Lasagna soup - My neighbor Ellen made this delicious concoction. She browned some ground beef, garlic and onions in a big pot, added chicken broth, jarred tomato sauce, spices and dried pasta and let it cook until the pasta was done. She served it with grated mozzarella cheese as a garnish. This one was stick-to-your-ribs satisfying. I'm having it for lunch today.
Lemon dill chicken soup - This hearty chicken soup was the contribution from my neighbor Adam. The put was filled with shredded chicken and it had a light, slightly lemony broth with lots of fresh dill, orzo pasta and some ginger that added a bit of warmth to the flavor. It was more exotic than your typical chicken soup.
Thai carrot soup - My neighbor David brought the only completely vegetarian soup to the party and it was very well received. Made with vegetable broth, a little bit of peanut butter and fresh basil and mint for garnish, this carrot soup went down so easily. It was certainly a hit and not just for vegetarians.
Split pea soup - I had two neighbors bring their own versions of split pea soup. Susan's soup was not a typical pureed split pea. It was chunky and the pieces of vegetables were easily visible as well as chunks of kielbasa that made this soup really hearty. My neighbor Bonnie made her version of split pea soup based on a Swedish recipe. It was very thick and smooth, almost like porridge, and she used a smoked turkey leg to make her broth. It also had an interesting slightly sweet flavor that came from a secret ingredient - I am sworn not to divulge.
Thanksgiving soup - My neighbor Yvonne blew everyone away with this original creation. It was a smoked turkey soup with lots of veggies and she made little stuffing balls as a garnish. The smoked turkey played a starring role, but those stuffing balls were a spectacular addition.
Bean soup - Surely bean soup is a classic vehicle for many different kinds of flavors. The two versions we had couldn't have been more different. My neighbor Zilda is from Brazil and her black bean soup was sublime. It was smooth as silk and she served it in small shot glasses with a sprinkling of crispy bacon and a pickled Brazilian Biquinho pepper on top. The peppers were not at all spicy but added a fabulous pop of vinegary freshness to this black bean soup. Adrian's bean soup was more traditional and was made with smoked turkey tails and was faintly reminiscent of barbeque.

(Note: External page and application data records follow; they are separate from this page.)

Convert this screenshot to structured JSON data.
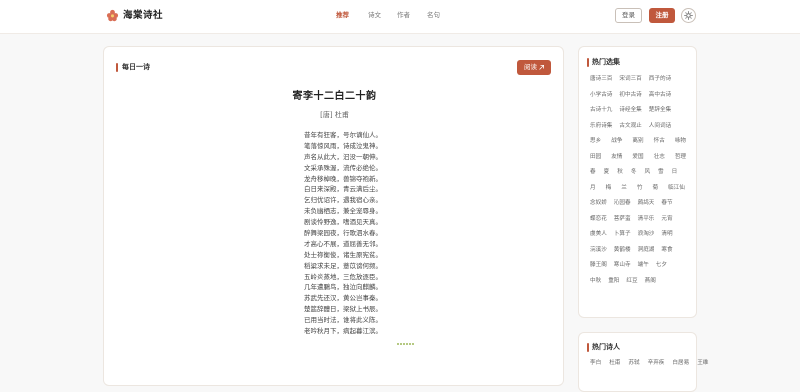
{
  "header": {
    "site_name": "海棠诗社",
    "nav": [
      {
        "label": "推荐",
        "active": true
      },
      {
        "label": "诗文",
        "active": false
      },
      {
        "label": "作者",
        "active": false
      },
      {
        "label": "名句",
        "active": false
      }
    ],
    "login_label": "登录",
    "register_label": "注册",
    "theme_icon": "sun-icon"
  },
  "daily": {
    "section_title": "每日一诗",
    "read_label": "阅读",
    "read_icon": "external-link-icon",
    "poem_title": "寄李十二白二十韵",
    "poem_author": "[唐] 杜甫",
    "lines": [
      "昔年有狂客，号尔谪仙人。",
      "笔落惊风雨，诗成泣鬼神。",
      "声名从此大，汩没一朝伸。",
      "文采承殊渥，流传必绝伦。",
      "龙舟移棹晚，兽锦夺袍新。",
      "白日来深殿，青云满后尘。",
      "乞归优诏许，遇我宿心亲。",
      "未负幽栖志，兼全宠辱身。",
      "剧谈怜野逸，嗜酒见天真。",
      "醉舞梁园夜，行歌泗水春。",
      "才高心不展，道屈善无邻。",
      "处士祢衡俊，诸生原宪贫。",
      "稻粱求未足，薏苡谤何频。",
      "五岭炎蒸地，三危放逐臣。",
      "几年遭鵩鸟，独泣向麒麟。",
      "苏武先还汉，黄公岂事秦。",
      "楚筵辞醴日，梁狱上书辰。",
      "已用当时法，谁将此义陈。",
      "老吟秋月下，病起暮江滨。"
    ]
  },
  "hot_collections": {
    "section_title": "热门选集",
    "tags": [
      [
        "唐诗三百",
        "宋词三百",
        "西子的诗"
      ],
      [
        "小学古诗",
        "初中古诗",
        "高中古诗"
      ],
      [
        "古诗十九",
        "诗经全集",
        "楚辞全集"
      ],
      [
        "乐府诗集",
        "古文观止",
        "人间词话"
      ],
      [
        "思乡",
        "战争",
        "离别",
        "怀古",
        "咏物"
      ],
      [
        "田园",
        "友情",
        "爱国",
        "壮志",
        "哲理"
      ],
      [
        "春",
        "夏",
        "秋",
        "冬",
        "风",
        "雪",
        "日"
      ],
      [
        "月",
        "梅",
        "兰",
        "竹",
        "菊",
        "临江仙"
      ],
      [
        "念奴娇",
        "沁园春",
        "鹧鸪天",
        "春节"
      ],
      [
        "蝶恋花",
        "菩萨蛮",
        "清平乐",
        "元宵"
      ],
      [
        "虞美人",
        "卜算子",
        "浪淘沙",
        "清明"
      ],
      [
        "浣溪沙",
        "黄鹤楼",
        "洞庭湖",
        "寒食"
      ],
      [
        "滕王阁",
        "寒山寺",
        "端午",
        "七夕"
      ],
      [
        "中秋",
        "重阳",
        "红豆",
        "燕阁"
      ]
    ]
  },
  "hot_poets": {
    "section_title": "热门诗人",
    "poets": [
      "李白",
      "杜甫",
      "苏轼",
      "辛弃疾",
      "白居易",
      "王维"
    ]
  },
  "colors": {
    "accent": "#c0583c",
    "loading_dots": "#9db85a"
  }
}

Tuscan white bean soup - This one made by my neighbor Mike was full of chicken, white beans and kale, which might be my favorite vegetable for soup. By itself, kale can be bitter and kind of stringy. But when added to soup, kale takes on a softness that is absolutely delightful and it adds a little bitterness to the rest of the soup. Mike served his Tuscan soup with garnishes of grated cheese and fresh parsley.
Instead of big bowls, I put out small cups so everyone could have a taste without filling up on one kind of soup. When the soup swap was over and everyone took their crock pots home, I had a variety of soups in my fridge and nothing to clean up except a bunch of wine glasses. The soup swap is an excellent way to bring people together and I thank Kathy Gunst for sharing her inspiration and her recipes!